PROVIDED DATA:

....

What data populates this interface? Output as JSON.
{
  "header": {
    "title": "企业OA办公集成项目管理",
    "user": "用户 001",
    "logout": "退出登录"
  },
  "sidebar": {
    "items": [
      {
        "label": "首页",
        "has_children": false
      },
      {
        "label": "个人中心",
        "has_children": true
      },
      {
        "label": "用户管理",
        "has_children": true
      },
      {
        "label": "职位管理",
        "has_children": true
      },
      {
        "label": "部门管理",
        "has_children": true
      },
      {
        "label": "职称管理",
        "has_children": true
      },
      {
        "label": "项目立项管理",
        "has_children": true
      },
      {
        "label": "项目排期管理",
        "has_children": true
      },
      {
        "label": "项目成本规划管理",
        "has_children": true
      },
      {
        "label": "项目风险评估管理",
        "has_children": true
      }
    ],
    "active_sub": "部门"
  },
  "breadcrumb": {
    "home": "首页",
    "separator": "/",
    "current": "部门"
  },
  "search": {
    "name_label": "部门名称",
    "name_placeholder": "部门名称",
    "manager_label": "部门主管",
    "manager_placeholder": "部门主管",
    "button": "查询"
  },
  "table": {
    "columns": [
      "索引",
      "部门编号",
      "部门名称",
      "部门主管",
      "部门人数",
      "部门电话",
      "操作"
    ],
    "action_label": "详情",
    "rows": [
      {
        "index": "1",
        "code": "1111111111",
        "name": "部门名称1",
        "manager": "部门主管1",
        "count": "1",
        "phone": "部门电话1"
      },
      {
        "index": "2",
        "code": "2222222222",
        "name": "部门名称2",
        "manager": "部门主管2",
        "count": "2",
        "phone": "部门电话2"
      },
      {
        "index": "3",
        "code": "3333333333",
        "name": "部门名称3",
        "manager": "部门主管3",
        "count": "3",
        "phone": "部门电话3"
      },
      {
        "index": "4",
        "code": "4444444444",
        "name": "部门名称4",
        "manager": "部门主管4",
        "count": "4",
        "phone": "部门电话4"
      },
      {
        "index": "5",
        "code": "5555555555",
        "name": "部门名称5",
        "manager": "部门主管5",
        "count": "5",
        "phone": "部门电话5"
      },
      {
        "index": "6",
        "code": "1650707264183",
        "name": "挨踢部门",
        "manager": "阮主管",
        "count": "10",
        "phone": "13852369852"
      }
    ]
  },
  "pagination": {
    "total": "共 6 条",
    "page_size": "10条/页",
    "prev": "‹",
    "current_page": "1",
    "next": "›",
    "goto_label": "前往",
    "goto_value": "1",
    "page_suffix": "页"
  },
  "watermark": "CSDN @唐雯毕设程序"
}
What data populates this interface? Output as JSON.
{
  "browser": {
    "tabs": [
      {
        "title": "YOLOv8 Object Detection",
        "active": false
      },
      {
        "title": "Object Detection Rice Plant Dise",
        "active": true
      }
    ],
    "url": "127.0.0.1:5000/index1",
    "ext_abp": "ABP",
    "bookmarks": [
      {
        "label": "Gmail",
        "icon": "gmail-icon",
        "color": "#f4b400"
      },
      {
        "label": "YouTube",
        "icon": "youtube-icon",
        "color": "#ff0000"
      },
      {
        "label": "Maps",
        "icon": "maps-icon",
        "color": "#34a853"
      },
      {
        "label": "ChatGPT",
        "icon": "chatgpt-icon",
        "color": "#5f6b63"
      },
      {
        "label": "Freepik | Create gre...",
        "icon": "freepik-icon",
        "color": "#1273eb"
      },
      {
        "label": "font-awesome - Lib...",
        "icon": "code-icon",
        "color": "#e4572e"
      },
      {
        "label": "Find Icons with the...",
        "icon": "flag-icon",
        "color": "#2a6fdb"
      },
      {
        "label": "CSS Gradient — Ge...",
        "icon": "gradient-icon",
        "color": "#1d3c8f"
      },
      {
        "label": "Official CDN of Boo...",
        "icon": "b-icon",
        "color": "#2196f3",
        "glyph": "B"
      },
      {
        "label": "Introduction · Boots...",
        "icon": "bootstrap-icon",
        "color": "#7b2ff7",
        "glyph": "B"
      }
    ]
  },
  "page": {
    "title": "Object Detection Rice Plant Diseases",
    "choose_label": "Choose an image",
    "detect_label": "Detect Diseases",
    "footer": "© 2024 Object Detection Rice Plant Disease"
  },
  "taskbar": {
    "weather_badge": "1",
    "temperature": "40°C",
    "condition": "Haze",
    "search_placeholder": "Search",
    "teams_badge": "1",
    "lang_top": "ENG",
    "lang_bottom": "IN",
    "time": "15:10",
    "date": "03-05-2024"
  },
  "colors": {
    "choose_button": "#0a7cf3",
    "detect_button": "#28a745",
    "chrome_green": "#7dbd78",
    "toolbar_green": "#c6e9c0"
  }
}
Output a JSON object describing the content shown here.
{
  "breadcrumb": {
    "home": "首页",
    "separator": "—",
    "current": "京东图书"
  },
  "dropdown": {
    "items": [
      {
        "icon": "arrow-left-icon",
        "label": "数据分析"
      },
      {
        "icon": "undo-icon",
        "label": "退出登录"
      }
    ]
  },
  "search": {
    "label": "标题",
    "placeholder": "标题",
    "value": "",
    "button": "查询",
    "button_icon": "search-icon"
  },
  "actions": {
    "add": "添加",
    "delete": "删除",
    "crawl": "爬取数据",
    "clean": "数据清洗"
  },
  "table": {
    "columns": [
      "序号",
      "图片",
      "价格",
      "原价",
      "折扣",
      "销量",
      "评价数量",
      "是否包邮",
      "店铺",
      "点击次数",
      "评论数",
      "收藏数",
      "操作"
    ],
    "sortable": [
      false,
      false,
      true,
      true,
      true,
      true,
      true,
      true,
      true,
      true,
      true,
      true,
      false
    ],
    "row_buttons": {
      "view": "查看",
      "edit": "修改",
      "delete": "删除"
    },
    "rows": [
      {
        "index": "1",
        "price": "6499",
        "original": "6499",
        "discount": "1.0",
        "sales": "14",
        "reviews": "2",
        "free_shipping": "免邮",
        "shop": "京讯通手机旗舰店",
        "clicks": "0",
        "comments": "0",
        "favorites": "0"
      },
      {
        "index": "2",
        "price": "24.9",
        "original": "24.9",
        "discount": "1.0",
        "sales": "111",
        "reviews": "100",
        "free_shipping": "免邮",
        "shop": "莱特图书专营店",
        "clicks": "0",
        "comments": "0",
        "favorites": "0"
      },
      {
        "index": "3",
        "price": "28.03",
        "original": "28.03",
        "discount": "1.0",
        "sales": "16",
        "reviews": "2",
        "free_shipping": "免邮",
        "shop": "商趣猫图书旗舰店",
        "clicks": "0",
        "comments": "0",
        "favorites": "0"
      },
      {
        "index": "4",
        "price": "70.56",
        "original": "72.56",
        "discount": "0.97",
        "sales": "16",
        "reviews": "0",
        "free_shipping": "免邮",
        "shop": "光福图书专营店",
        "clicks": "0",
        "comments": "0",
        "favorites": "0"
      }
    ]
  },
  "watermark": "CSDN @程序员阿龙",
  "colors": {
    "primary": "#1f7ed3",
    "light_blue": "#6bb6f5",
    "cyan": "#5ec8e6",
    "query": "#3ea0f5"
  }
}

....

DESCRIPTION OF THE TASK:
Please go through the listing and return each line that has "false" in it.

YOUR SOLUTION:
        "has_children": false
        "active": false
      false,
      false,
      false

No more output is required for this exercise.